Who says coffee isn’t good for you, well at least for sports performance! The following high-quality study demonstrates the effectiveness of caffeine on power output (i.e. Explosive lifting, short powerful combat techniques) a few caveats though:
- The recommended dose of 3 mg/kg would equate to 240 mg (about 2 – 3 cappuccinos ), I would not recommend you try and consume 9 mg/kg the side effects as stated might be very uncomfortable.
- Because caffeine content of coffee can vary, to get the best results, it may be best to use caffeine tablets, to ensure you get the correct dose.
The purpose of this study was to determine the oral dose of caffeine needed to increase muscle force and power output during all-out single multijoint movements.
Thirteen resistance-trained men underwent a battery of muscle strength and power tests in a randomised, double-blind, crossover design, under four different conditions:
(a) Placebo ingestion (PLAC) or with caffeine ingestion at doses of
(b) 3 mg·kg−1 body weight (CAFF3mg),
(c) 6 mg·kg−1 (CAFF6mg)
(d) 9 mg·kg−1 (CAFF9mg)
The muscle strength and power tests consisted in the measurement of bar displacement velocity and muscle power output during free-weight full-squat (SQ) and bench press (BP) exercises against four incremental loads (25%, 50%, 75%, and 90% one-repetition maximum [1RM]). Cycling peak power output was measured using a 4-s inertial load test. Caffeine side effects were evaluated at the end of each trial and 24 h later.
Mean propulsive velocity at light loads (25%–50% 1RM) increased significantly above PLAC for all caffeine doses (5.4%–8.5%, P = 0.039–0.003). At the medium load (75% 1RM), CAFF3mg did not improve SQ or BP muscle power or BP velocity. CAFF9mg was needed to enhance BP velocity and SQ power at the heaviest load (90% 1RM) and cycling peak power output (6.8%–11.7%, P = 0.03–0.05). The CAFF9mg trial drastically increased the frequency of the adverse side effects (15%–62%).

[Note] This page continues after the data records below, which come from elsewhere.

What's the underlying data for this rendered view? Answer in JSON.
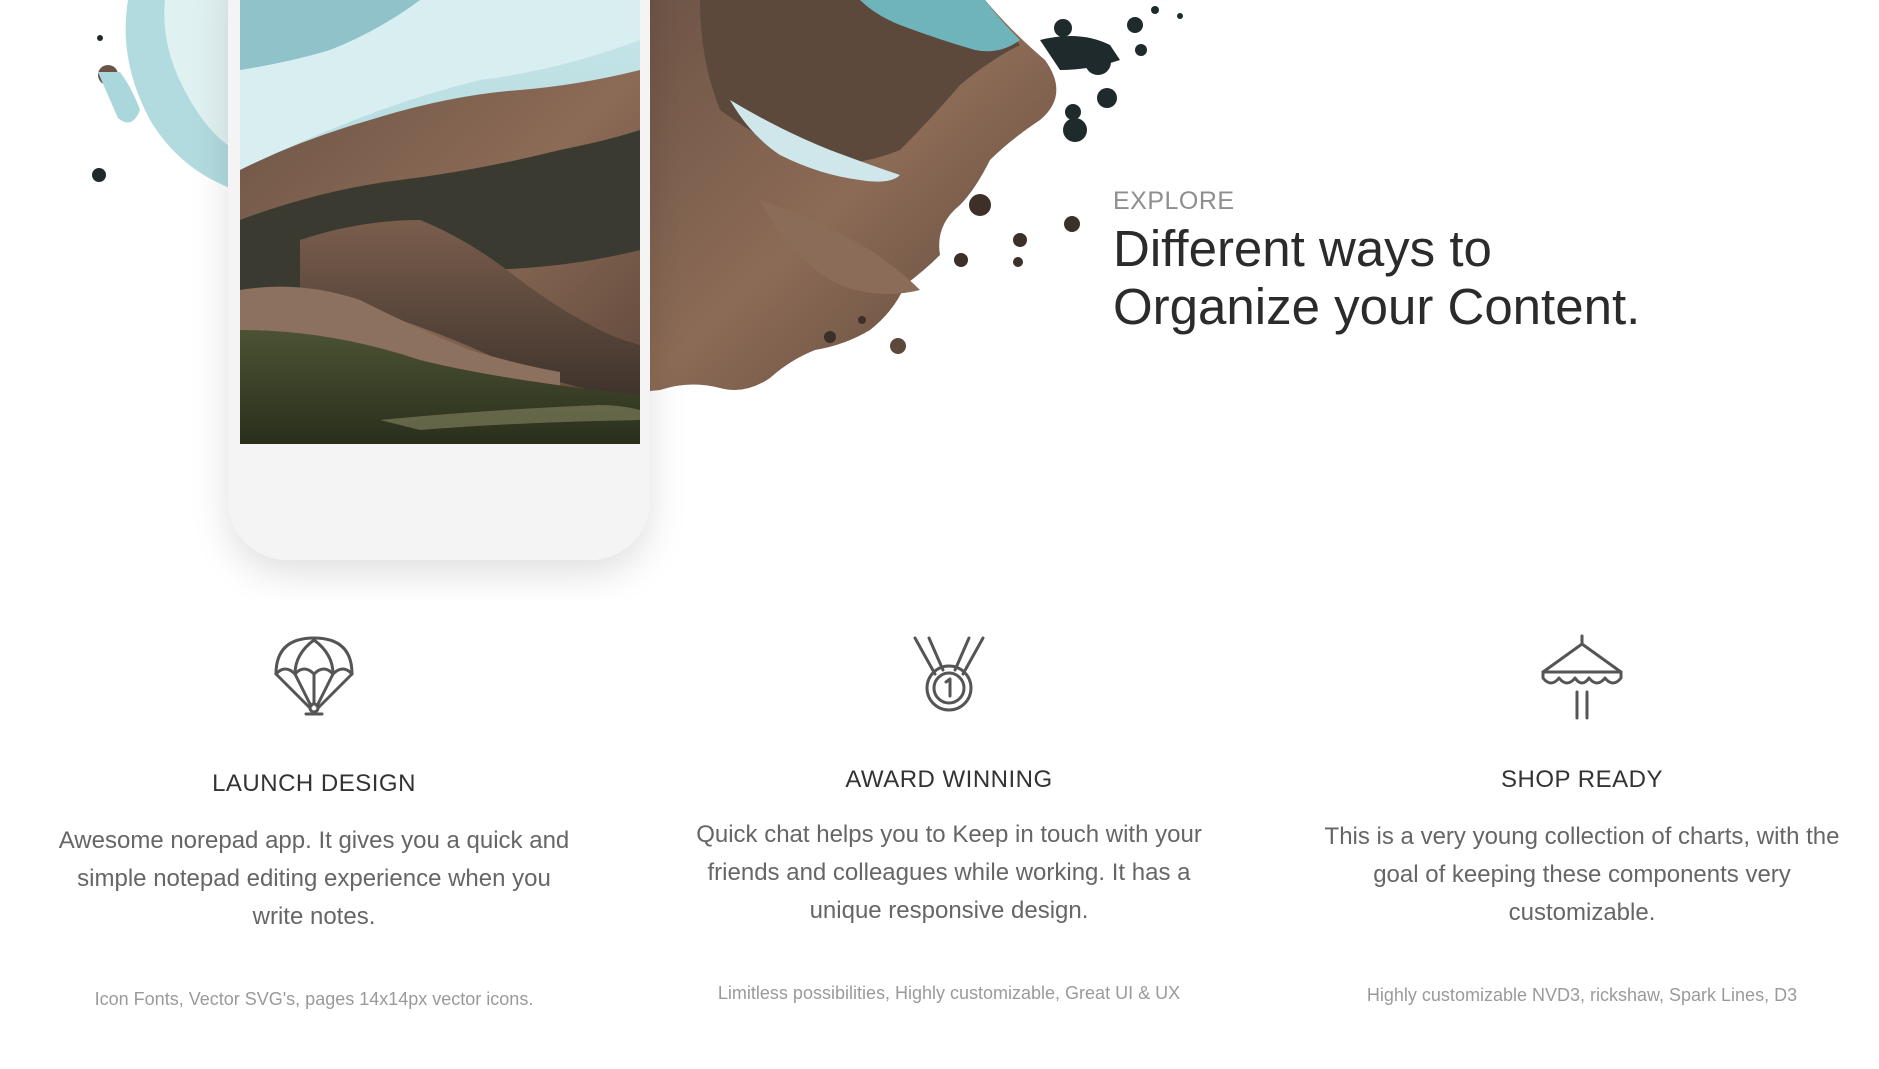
{
  "explore": {
    "eyebrow": "EXPLORE",
    "title_line1": "Different ways to",
    "title_line2": "Organize your Content."
  },
  "features": [
    {
      "icon": "parachute-icon",
      "title": "LAUNCH DESIGN",
      "description": "Awesome norepad app. It gives you a quick and simple notepad editing experience when you write notes.",
      "meta": "Icon Fonts, Vector SVG's, pages 14x14px vector icons."
    },
    {
      "icon": "medal-icon",
      "title": "AWARD WINNING",
      "description": "Quick chat helps you to Keep in touch with your friends and colleagues while working. It has a unique responsive design.",
      "meta": "Limitless possibilities, Highly customizable, Great UI & UX"
    },
    {
      "icon": "market-stall-icon",
      "title": "SHOP READY",
      "description": "This is a very young collection of charts, with the goal of keeping these components very customizable.",
      "meta": "Highly customizable NVD3, rickshaw, Spark Lines, D3"
    }
  ],
  "colors": {
    "heading": "#2b2b2b",
    "eyebrow": "#8e8e8e",
    "body_text": "#666666",
    "meta_text": "#9a9a9a",
    "splash_teal": "#a9d7dc",
    "ink": "#1f2a2c"
  }
}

The ergogenic dose of caffeine required to enhance neuromuscular performance during a single all-out contraction depends on the magnitude of load used. A dose of 3 mg·kg−1 is enough to improve high-velocity muscle actions against low loads, whereas a higher caffeine dose (9 mg·kg−1) is necessary against high loads, despite the appearance of adverse side effects.

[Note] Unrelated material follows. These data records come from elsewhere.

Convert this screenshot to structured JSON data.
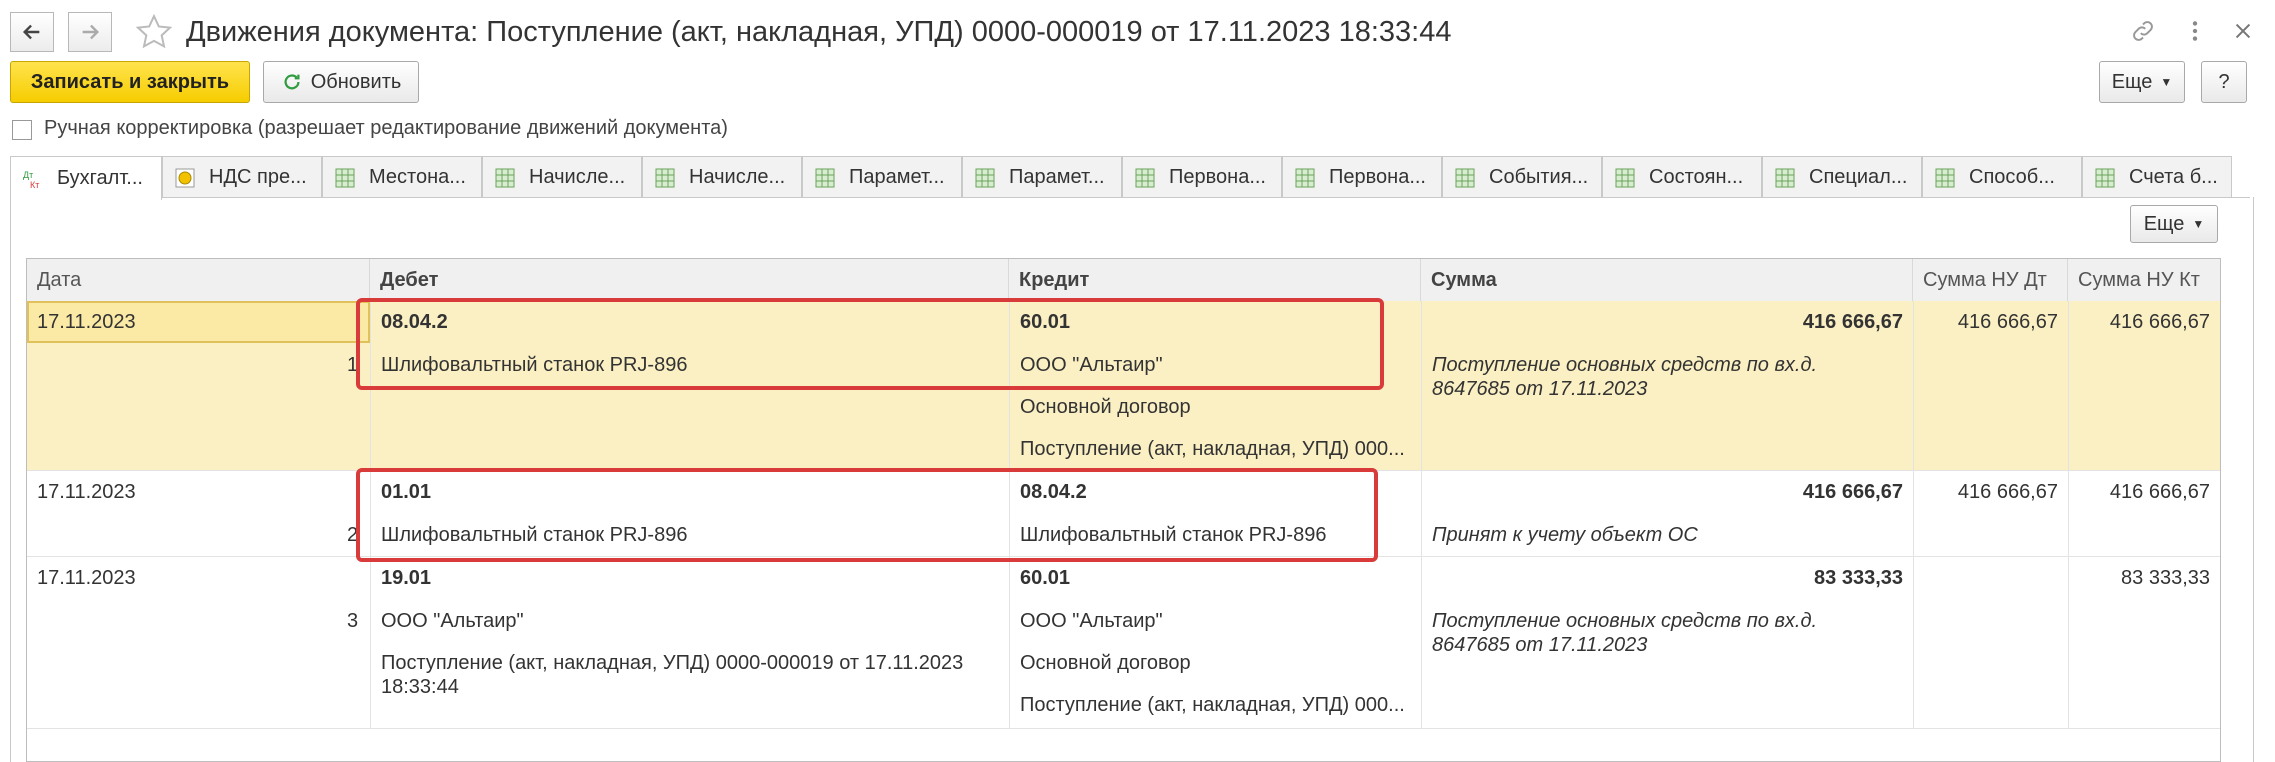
{
  "window": {
    "title": "Движения документа: Поступление (акт, накладная, УПД) 0000-000019 от 17.11.2023 18:33:44"
  },
  "toolbar": {
    "save_close_label": "Записать и закрыть",
    "refresh_label": "Обновить",
    "more_label": "Еще",
    "help_label": "?"
  },
  "manual_correction": {
    "label": "Ручная корректировка (разрешает редактирование движений документа)",
    "checked": false
  },
  "tabs": [
    {
      "label": "Бухгалт...",
      "icon": "dt-kt-icon",
      "active": true
    },
    {
      "label": "НДС пре...",
      "icon": "vat-icon",
      "active": false
    },
    {
      "label": "Местона...",
      "icon": "table-icon",
      "active": false
    },
    {
      "label": "Начисле...",
      "icon": "table-icon",
      "active": false
    },
    {
      "label": "Начисле...",
      "icon": "table-icon",
      "active": false
    },
    {
      "label": "Парамет...",
      "icon": "table-icon",
      "active": false
    },
    {
      "label": "Парамет...",
      "icon": "table-icon",
      "active": false
    },
    {
      "label": "Первона...",
      "icon": "table-icon",
      "active": false
    },
    {
      "label": "Первона...",
      "icon": "table-icon",
      "active": false
    },
    {
      "label": "События...",
      "icon": "table-icon",
      "active": false
    },
    {
      "label": "Состоян...",
      "icon": "table-icon",
      "active": false
    },
    {
      "label": "Специал...",
      "icon": "table-icon",
      "active": false
    },
    {
      "label": "Способ...",
      "icon": "table-icon",
      "active": false
    },
    {
      "label": "Счета б...",
      "icon": "table-icon",
      "active": false
    }
  ],
  "panel": {
    "more_label": "Еще"
  },
  "table": {
    "columns": [
      "Дата",
      "Дебет",
      "Кредит",
      "Сумма",
      "Сумма НУ Дт",
      "Сумма НУ Кт"
    ],
    "rows": [
      {
        "date": "17.11.2023",
        "num": "1",
        "debit_account": "08.04.2",
        "debit_lines": [
          "Шлифовальтный станок PRJ-896"
        ],
        "credit_account": "60.01",
        "credit_lines": [
          "ООО \"Альтаир\"",
          "Основной договор",
          "Поступление (акт, накладная, УПД) 000..."
        ],
        "sum": "416 666,67",
        "sum_nu_dt": "416 666,67",
        "sum_nu_kt": "416 666,67",
        "description": "Поступление основных средств по вх.д. 8647685 от 17.11.2023"
      },
      {
        "date": "17.11.2023",
        "num": "2",
        "debit_account": "01.01",
        "debit_lines": [
          "Шлифовальтный станок PRJ-896"
        ],
        "credit_account": "08.04.2",
        "credit_lines": [
          "Шлифовальтный станок PRJ-896"
        ],
        "sum": "416 666,67",
        "sum_nu_dt": "416 666,67",
        "sum_nu_kt": "416 666,67",
        "description": "Принят к учету объект ОС"
      },
      {
        "date": "17.11.2023",
        "num": "3",
        "debit_account": "19.01",
        "debit_lines": [
          "ООО \"Альтаир\"",
          "Поступление (акт, накладная, УПД) 0000-000019 от 17.11.2023 18:33:44"
        ],
        "credit_account": "60.01",
        "credit_lines": [
          "ООО \"Альтаир\"",
          "Основной договор",
          "Поступление (акт, накладная, УПД) 000..."
        ],
        "sum": "83 333,33",
        "sum_nu_dt": "",
        "sum_nu_kt": "83 333,33",
        "description": "Поступление основных средств по вх.д. 8647685 от 17.11.2023"
      }
    ]
  },
  "colors": {
    "primary_button": "#f6cd00",
    "selected_row": "#fbf0c4",
    "highlight_box": "#d93a3a"
  }
}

References: Neuromuscular Responses to Incremental Caffeine Doses: Performance and Side Effects PALLARÉS, JESÚS G.1; FERNÁNDEZ-ELÍAS, VALENTÍN E.1; ORTEGA, JUAN F.1; MUÑOZ, GLORIA2; MUÑOZ-GUERRA, JESÚS2; MORA-RODRÍGUEZ, RICARDO1